Appellant asserts that the instant facts align with those in Griego. Griego, 345 S.W.3d at 742. We disagree. In that case, police pursued Griego closely for only about eight seconds before he pulled into a driveway and exited his vehicle, at which point he casually walked towards his house. Id. at 742, 752. Further, officers at trial admitted Griego might not have been aware of the pursuit. Id. at 747. Based on the evidence provided, the court found there was insufficient evidence to support a conviction for felony evading arrest. Id. at 754.
The present facts contrast starkly with those in Griego. Once aware of Mull's pursuit, appellant sped away and careened from Galveston's seawall to the outskirts of downtown Houston at speeds reaching 130 miles per hour, covering that ground in merely twenty-five minutes. During his attempted getaway, appellant placed the well-being of law-abiding motorists at risk, outran numerous police vehicles—lights engaged and sirens blaring—and even evaded the spotlight of a police helicopter. Appellant did not stop until forced to do so when police surrounded his motorcycle and blocked his path. Both video and testimonial evidence establishes these facts. In short, there exists copious evidence that appellant was evading arrest. See, e.g., Hobyl, 152 S.W.3d at 627. We overrule his sole appellate issue.

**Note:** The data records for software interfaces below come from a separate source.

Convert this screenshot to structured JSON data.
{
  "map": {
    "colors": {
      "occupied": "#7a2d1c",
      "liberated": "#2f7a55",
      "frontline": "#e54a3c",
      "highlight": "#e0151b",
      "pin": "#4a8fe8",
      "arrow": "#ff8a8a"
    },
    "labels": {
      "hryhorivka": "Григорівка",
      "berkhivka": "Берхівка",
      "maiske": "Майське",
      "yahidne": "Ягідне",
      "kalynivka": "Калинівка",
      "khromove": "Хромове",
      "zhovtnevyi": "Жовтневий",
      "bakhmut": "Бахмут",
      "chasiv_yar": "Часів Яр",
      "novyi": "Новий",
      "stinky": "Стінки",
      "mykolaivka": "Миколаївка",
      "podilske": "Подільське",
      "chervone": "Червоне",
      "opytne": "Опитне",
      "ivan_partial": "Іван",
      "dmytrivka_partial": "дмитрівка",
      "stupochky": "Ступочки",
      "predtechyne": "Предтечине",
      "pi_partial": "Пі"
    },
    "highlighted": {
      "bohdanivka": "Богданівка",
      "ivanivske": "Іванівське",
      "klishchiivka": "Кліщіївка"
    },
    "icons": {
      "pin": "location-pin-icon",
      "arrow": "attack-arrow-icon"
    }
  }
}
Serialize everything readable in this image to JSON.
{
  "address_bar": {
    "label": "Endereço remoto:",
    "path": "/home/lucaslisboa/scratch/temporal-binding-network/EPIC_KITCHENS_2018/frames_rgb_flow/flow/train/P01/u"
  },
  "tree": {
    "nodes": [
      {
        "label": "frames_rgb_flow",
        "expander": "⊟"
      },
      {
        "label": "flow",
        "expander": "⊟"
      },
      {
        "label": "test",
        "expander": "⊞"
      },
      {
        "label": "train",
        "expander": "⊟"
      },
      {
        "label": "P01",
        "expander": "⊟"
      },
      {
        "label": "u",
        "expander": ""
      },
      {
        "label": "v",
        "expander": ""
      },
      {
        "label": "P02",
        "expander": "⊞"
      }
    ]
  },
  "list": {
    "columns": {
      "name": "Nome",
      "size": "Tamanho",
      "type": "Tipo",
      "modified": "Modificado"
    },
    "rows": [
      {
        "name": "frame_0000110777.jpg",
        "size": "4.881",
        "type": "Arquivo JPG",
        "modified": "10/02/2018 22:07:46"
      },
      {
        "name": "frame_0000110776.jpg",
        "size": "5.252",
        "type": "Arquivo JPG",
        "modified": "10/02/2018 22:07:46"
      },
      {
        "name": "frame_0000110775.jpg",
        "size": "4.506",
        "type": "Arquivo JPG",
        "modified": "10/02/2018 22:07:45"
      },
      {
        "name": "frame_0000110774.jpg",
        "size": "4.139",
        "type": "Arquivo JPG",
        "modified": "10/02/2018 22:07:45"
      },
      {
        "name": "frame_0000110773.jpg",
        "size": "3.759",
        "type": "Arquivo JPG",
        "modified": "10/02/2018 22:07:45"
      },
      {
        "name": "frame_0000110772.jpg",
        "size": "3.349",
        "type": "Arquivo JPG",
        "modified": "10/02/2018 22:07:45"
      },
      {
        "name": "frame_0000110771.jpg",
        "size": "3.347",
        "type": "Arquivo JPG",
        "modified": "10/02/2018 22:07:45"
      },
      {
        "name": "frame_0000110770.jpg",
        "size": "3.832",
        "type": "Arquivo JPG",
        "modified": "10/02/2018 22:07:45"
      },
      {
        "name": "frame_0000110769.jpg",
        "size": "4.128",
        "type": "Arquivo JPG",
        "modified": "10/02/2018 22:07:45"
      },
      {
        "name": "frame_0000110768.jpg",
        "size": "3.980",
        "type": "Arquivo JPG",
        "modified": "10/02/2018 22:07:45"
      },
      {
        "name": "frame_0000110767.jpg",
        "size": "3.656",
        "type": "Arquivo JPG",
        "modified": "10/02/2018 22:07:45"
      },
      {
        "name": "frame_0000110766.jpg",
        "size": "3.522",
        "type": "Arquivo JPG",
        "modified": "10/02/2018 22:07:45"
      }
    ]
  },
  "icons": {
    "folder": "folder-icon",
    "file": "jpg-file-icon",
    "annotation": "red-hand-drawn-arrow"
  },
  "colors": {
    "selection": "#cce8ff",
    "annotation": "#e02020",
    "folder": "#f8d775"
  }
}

The evidence provided by the State is legally sufficient to support appellant's conviction for felony evading arrest or detention. We affirm the trial court's judgment.
1. Appellant also argues, in conclusory fashion, that the trial court erred in jury selection and instruction, as well as in denying his “motion to suppress jurisdiction.” But he provides no record references or legal authority to support these contentions. To present an issue for appellate review, appellant's brief “must contain a clear and concise argument for the contentions made, with appropriate citations to authorities and to the record.” See Tex. R. App. P. 38.l(i). When an appellant fails to present an argument in support of his complaint, fails to address the governing legal principles or apply them to the facts, appellant waives the issue. Wooten v. State, 267 S.W.3d 289, 307-08 (Tex. App.—Houston [14th Dist.] 2008, pet. ref'd); King v. State, 17 S.W.3d 7, 23 (Tex. App.—Houston [14th Dist.] 2000, pet. ref'd) (finding briefing waiver where appellant's brief cited a single case in support of his argument and failed to address any of the governing legal principles or apply any such principles to the facts of the case). Thus, to the extent appellant has raised these issues, he has inadequately briefed them and they are waived.
Kevin Jewell Justice